"I haven't done as well as I would have liked since I came up, but at the same time, I feel like I've definitely grown as a player and learned a lot of things. Just being up and being around the guys has been a great learning experience, not only on the field, but off of it, too."
A third-round selection of the Yankees in 2005, Gardner has logged a fan in manager Joe Girardi, who repeatedly called him a "pest" on the basepaths. In the season's closing days, Girardi spoke about hoping to assemble a more balanced 2009 lineup that finds multiple ways to score.
"Athleticism is important, so you can create some runs besides hits and home runs," Girardi said. "I think the most rounded offenses are the ones that can score lots of different ways and I think that's important.
"The goal is to play in November next year, and when you get to November, you have to have ways to score runs. It's not easy to just go up there and slug. Usually the teams that slug don't necessarily win the World Series."
A slow starter historically at each level throughout his Minor League career, Gardner sputtered some in his first callup before returning in mid-August.
Working with hitting coach Kevin Long to tweak his swing and alter his stride, Gardner batted .294 (20-for-68) with four doubles, two triples, nine RBIs and 10 runs scored in 25 games from Aug. 15 through the end of the season, laying the groundwork for what he hopes will be his first full big league campaign.
"It just completely changes your timing and direction," he said. "It's obviously all for the better and all for me to be more consistent, but at the same time, it's not something you can just flip a switch on and it works automatically. I definitely felt a lot more comfortable with that as I got more at-bats. It's something I'm going to continue to work on."
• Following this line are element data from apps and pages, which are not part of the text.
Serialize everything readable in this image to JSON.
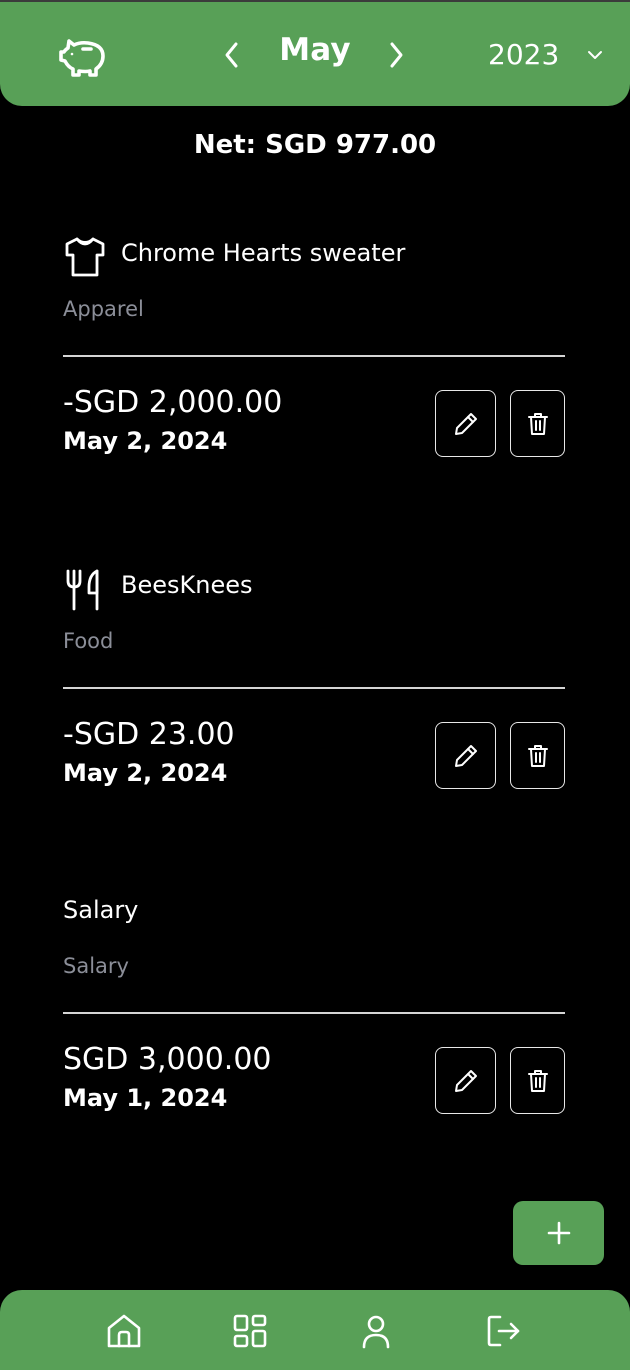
{
  "header": {
    "logo_icon": "piggy-bank-icon",
    "prev_icon": "chevron-left-icon",
    "next_icon": "chevron-right-icon",
    "month": "May",
    "year": "2023",
    "year_dropdown_icon": "chevron-down-icon",
    "background_color": "#58a057"
  },
  "net": {
    "label": "Net: SGD 977.00"
  },
  "transactions": [
    {
      "title": "Chrome Hearts sweater",
      "category": "Apparel",
      "icon": "shirt-icon",
      "amount": "-SGD 2,000.00",
      "date": "May 2, 2024",
      "edit_icon": "pencil-icon",
      "delete_icon": "trash-icon"
    },
    {
      "title": "BeesKnees",
      "category": "Food",
      "icon": "utensils-icon",
      "amount": "-SGD 23.00",
      "date": "May 2, 2024",
      "edit_icon": "pencil-icon",
      "delete_icon": "trash-icon"
    },
    {
      "title": "Salary",
      "category": "Salary",
      "icon": "",
      "amount": "SGD 3,000.00",
      "date": "May 1, 2024",
      "edit_icon": "pencil-icon",
      "delete_icon": "trash-icon"
    }
  ],
  "fab": {
    "icon": "plus-icon"
  },
  "bottom_nav": {
    "items": [
      {
        "icon": "home-icon"
      },
      {
        "icon": "dashboard-icon"
      },
      {
        "icon": "user-icon"
      },
      {
        "icon": "logout-icon"
      }
    ]
  },
  "colors": {
    "accent": "#58a057",
    "background": "#000000",
    "muted_text": "#8b8e98"
  }
}
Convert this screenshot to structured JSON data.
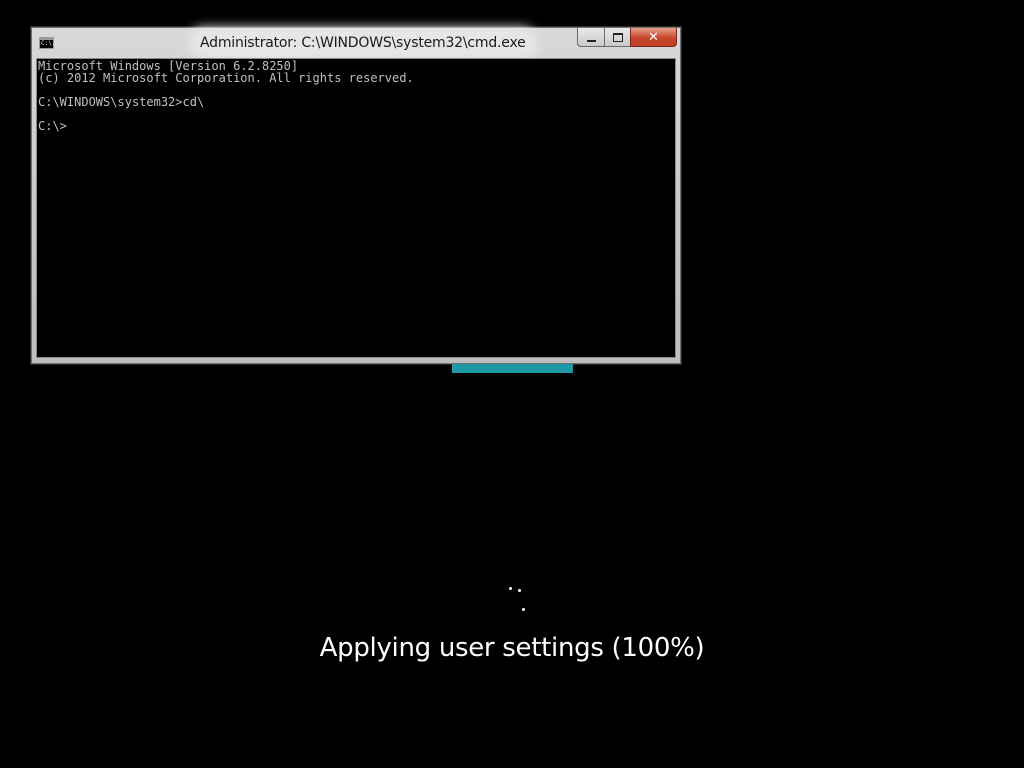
{
  "window": {
    "title": "Administrator: C:\\WINDOWS\\system32\\cmd.exe",
    "icon": "cmd-app-icon",
    "icon_text": "C:\\.",
    "controls": {
      "minimize_icon": "minimize-icon",
      "maximize_icon": "maximize-icon",
      "close_icon": "close-icon",
      "close_glyph": "✕"
    }
  },
  "console": {
    "lines": [
      "Microsoft Windows [Version 6.2.8250]",
      "(c) 2012 Microsoft Corporation. All rights reserved.",
      "",
      "C:\\WINDOWS\\system32>cd\\",
      "",
      "C:\\>"
    ]
  },
  "status": {
    "message": "Applying user settings (100%)"
  },
  "colors": {
    "background": "#000000",
    "console_text": "#c0c0c0",
    "accent_strip": "#1e9aa7",
    "close_button": "#c7452b"
  }
}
Beginning on June 30, Gardner batted .153 (9-for-59) in 17 games before he was optioned back to Triple-A Scranton/Wilkes-Barre on July 25. Back at the Minor League level, Gardner served as a catalyst for a club on its way to an International League title, eventually pushing for a promotion as he ironed out his approach.
"That's the name of the game up here, consistency," Gardner said. "You've got to take a consistent swing up there, every at-bat, all game long. I don't think I was doing a very good job of doing that, especially against this caliber of pitching. It's hard to get by when you're not consistent."
Gardner batted .339 at Triple-A in 14 games before the Yankees, hoping to spark their languishing playoff hopes, made a significant move on Aug. 15 by recalling Gardner and optioning slumping center fielder Melky Cabrera.
As currently constituted, the Yankees figure to have decisions to make regarding their outfield. Bobby Abreu, the club's right fielder for more than two seasons, was among 65 Major Leaguers to file for free agency on Thursday, immediately following the completion of the World Series.
Xavier Nady is arbitration-eligible and appears in line for a corner outfield spot, while Hideki Matsui is envisioned as a designated hitter. Johnny Damon is under contract for another season and has spoken about preferring to play center field.
But the Yankees will also have to consider the case of Cabrera, a strong defensive player who was New York's Opening Day center fielder in 2008 but batted .249 with eight home runs and 37 RBIs in 129 games and was shipped to Triple-A to work on various aspects of his offensive game.
At 24, Gardner is actually more than a full year older than Cabrera, who debuted with the Yankees in 2005 and began to play regularly a year later.
Part of what the Yankees have asked Cabrera to tackle at Triple-A is reading pitchers and getting better jumps on steals; something Gardner can boast as an advantage. He was caught just once in 14 stolen base attempts with the Yankees this year and was successful in 37 of 46 tries at Triple-A.
"That's always been my biggest asset, my speed," Gardner said. "The first thing I've got to do is work on taking a consistent swing up there and do my best to give myself an opportunity to get on base and make things happen."
Gardner said that he plans to report to Spring Training in January and knows, by the time the Yankees' hectic offseason shakes out, he may be considered as a fourth outfielder. But as general manager Brian Cashman prepares to begin winter business, Gardner hopes his performance in limited duty may open the door to regular play.
"There's some things I can do to help out, coming off the bench and pinch-running or playing defense, things like that," Gardner said. "I feel like if I play every day, I can do things to help the team win ballgames. Hopefully they feel the same way."